(Stored records)
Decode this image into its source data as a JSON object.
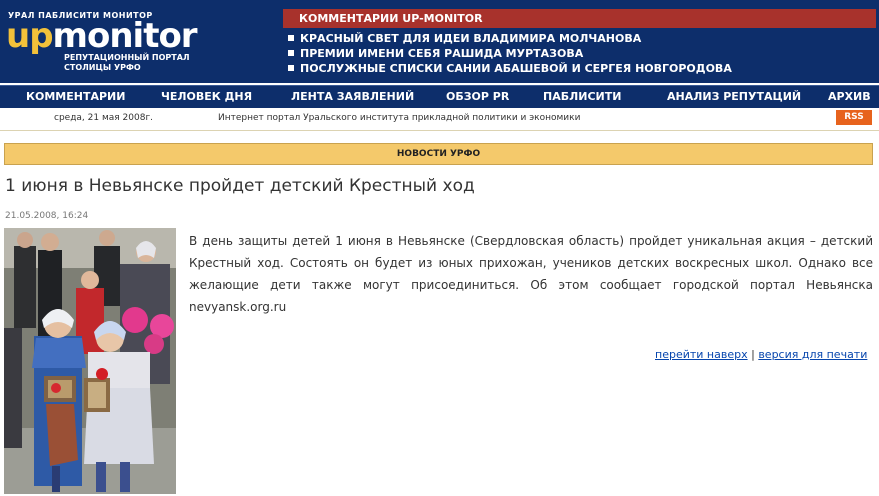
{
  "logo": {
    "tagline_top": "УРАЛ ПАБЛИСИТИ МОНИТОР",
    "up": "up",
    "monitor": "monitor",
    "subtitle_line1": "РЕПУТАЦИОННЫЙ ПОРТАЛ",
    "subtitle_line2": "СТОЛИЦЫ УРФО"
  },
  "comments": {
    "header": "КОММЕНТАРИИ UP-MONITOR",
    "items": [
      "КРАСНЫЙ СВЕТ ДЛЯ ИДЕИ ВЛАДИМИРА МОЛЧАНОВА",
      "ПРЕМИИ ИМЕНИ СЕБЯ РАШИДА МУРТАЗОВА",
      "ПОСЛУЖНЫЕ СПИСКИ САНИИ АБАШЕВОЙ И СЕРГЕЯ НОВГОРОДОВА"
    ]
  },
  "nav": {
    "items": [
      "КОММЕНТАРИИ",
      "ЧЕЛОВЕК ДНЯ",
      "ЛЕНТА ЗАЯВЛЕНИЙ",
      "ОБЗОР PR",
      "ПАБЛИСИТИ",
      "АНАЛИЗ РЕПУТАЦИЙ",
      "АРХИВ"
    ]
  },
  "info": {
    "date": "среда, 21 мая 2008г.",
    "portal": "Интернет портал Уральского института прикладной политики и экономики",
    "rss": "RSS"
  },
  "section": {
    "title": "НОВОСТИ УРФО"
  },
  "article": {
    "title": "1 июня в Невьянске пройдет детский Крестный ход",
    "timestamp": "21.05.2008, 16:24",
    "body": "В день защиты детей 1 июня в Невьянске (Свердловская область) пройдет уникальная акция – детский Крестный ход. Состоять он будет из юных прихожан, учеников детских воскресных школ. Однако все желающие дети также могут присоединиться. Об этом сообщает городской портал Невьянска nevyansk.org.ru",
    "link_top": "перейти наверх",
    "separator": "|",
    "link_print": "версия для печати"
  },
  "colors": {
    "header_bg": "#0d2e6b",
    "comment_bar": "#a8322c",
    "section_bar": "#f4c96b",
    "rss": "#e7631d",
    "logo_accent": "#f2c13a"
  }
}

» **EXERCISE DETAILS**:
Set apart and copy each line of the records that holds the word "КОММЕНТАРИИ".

» **EXPECTED OUTPUT**:
    "header": "КОММЕНТАРИИ UP-MONITOR",
      "КОММЕНТАРИИ",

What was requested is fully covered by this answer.